HOW TO COMPLETE THIS TASK:
Could you copy every line of the data that contains the word "left"?

────────────────

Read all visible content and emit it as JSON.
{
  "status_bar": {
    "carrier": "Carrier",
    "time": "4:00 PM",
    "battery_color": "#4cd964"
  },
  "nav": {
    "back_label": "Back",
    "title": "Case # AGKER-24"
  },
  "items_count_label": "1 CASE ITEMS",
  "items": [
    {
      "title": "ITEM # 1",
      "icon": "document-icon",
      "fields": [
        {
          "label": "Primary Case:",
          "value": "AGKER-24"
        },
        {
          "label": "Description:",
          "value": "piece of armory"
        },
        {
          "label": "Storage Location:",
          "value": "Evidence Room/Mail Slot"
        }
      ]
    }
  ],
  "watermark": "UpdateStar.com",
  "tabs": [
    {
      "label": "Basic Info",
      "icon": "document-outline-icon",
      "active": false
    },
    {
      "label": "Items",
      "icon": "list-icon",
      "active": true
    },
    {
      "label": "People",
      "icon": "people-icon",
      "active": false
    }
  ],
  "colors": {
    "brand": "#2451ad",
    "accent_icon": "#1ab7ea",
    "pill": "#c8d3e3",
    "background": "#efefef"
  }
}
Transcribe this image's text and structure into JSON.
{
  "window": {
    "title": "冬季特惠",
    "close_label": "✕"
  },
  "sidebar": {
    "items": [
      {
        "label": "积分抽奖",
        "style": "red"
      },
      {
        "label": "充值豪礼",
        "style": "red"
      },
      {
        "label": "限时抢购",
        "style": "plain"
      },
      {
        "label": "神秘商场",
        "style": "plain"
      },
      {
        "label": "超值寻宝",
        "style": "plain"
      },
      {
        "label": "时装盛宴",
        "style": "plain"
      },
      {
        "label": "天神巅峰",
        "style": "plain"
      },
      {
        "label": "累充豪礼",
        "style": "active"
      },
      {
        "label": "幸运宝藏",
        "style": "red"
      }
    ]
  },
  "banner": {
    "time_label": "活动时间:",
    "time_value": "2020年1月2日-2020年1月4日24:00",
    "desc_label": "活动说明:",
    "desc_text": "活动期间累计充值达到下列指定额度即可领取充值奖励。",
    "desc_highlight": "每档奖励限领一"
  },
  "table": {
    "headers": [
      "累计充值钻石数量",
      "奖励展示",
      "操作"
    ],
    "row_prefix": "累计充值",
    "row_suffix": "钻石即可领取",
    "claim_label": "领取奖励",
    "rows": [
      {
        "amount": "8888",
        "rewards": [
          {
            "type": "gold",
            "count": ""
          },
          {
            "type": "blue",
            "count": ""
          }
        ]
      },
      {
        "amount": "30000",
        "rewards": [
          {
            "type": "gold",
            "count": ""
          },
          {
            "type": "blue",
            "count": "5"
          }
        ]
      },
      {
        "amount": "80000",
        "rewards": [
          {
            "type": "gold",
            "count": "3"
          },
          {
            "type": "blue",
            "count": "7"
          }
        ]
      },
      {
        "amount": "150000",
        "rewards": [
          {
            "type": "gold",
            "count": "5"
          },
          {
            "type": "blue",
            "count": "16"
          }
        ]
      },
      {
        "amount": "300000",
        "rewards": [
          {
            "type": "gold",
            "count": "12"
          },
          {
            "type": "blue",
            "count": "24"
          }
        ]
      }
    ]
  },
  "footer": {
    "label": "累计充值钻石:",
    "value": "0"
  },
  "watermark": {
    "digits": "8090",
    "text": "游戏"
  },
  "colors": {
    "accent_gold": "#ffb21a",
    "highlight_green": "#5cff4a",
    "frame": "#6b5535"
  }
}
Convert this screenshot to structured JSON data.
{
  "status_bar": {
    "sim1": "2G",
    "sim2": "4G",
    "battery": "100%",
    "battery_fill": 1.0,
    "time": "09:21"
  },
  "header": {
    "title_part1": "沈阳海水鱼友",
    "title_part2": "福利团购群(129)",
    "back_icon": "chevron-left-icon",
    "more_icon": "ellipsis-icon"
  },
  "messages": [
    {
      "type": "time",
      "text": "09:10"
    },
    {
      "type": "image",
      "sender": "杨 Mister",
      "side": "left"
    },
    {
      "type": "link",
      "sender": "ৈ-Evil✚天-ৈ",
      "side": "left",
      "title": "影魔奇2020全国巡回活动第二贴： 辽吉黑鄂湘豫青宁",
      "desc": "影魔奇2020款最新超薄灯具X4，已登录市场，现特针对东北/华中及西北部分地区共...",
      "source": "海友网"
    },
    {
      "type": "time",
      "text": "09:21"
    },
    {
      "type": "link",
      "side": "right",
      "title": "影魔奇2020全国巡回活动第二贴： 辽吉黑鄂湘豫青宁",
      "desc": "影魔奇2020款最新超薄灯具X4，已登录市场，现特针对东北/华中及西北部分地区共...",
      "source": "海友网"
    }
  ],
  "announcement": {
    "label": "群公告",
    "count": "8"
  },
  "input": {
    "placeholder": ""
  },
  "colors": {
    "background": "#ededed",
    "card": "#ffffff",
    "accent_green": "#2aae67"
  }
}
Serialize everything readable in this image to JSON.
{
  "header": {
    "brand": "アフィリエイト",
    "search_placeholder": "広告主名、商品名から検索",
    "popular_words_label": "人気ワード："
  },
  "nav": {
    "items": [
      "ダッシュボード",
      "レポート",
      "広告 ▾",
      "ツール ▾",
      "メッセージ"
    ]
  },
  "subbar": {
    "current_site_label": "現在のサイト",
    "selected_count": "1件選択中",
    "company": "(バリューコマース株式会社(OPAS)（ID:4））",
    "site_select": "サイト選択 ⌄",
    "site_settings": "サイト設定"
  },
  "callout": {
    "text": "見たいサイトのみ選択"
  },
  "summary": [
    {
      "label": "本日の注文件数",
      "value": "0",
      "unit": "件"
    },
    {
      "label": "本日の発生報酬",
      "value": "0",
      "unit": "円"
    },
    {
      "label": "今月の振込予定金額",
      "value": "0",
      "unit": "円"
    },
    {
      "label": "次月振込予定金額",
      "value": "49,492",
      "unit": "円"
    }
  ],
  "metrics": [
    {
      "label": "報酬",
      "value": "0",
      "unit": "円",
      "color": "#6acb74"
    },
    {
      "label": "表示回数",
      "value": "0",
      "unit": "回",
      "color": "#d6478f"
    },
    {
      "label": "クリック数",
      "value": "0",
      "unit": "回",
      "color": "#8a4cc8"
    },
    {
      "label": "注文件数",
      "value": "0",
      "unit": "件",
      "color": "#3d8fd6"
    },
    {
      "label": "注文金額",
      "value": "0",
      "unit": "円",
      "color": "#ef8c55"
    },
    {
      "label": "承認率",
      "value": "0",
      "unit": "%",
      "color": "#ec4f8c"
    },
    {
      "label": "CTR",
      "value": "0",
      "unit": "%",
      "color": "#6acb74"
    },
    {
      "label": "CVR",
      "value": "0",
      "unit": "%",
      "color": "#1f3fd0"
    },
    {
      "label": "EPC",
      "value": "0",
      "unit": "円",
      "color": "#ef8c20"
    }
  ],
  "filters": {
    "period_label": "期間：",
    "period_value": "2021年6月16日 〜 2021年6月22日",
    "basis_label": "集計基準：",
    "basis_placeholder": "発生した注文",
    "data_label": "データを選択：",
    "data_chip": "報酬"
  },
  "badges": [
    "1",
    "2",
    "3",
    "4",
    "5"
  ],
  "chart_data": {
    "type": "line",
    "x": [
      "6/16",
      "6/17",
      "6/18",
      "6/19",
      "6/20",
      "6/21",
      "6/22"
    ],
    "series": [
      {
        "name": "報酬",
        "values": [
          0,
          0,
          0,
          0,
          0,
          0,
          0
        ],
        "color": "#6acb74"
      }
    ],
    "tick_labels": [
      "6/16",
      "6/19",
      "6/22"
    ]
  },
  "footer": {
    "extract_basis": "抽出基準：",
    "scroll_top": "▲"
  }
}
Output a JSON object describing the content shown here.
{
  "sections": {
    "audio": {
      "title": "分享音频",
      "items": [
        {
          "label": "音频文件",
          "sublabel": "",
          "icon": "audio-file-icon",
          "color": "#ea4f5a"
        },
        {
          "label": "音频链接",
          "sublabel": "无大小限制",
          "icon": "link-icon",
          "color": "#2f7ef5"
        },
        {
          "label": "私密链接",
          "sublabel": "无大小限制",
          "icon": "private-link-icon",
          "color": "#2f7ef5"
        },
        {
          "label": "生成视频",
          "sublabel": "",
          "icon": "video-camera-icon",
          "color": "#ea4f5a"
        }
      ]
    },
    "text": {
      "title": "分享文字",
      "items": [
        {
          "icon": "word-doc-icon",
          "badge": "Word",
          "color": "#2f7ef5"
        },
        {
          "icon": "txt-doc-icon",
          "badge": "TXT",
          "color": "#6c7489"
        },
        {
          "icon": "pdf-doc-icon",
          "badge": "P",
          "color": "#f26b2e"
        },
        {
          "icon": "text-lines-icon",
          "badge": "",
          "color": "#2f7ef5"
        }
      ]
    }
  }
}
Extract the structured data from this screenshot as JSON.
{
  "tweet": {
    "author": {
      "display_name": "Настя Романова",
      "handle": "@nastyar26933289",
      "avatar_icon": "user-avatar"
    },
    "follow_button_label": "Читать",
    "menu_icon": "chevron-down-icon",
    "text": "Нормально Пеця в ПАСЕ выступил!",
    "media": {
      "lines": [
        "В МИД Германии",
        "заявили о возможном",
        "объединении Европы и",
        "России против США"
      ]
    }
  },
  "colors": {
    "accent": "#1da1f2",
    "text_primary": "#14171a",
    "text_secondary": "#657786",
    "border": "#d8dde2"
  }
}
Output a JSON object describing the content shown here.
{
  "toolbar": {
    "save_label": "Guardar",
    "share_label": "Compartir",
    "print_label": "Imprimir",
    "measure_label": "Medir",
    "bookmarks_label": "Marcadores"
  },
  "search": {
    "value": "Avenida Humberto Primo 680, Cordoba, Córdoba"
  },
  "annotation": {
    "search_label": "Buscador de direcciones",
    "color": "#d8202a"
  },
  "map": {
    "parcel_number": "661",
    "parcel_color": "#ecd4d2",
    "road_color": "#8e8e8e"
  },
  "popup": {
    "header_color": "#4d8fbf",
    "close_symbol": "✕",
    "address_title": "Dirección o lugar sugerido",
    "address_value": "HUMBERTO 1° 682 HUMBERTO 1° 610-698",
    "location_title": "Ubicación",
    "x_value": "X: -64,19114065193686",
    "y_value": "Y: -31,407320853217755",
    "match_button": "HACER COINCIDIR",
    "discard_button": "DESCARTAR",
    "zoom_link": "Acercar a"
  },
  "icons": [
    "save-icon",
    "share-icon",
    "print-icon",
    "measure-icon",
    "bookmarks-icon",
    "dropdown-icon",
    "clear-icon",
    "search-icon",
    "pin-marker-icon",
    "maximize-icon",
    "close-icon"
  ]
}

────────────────

RESULT:
    "back_icon": "chevron-left-icon",
      "side": "left"
      "side": "left",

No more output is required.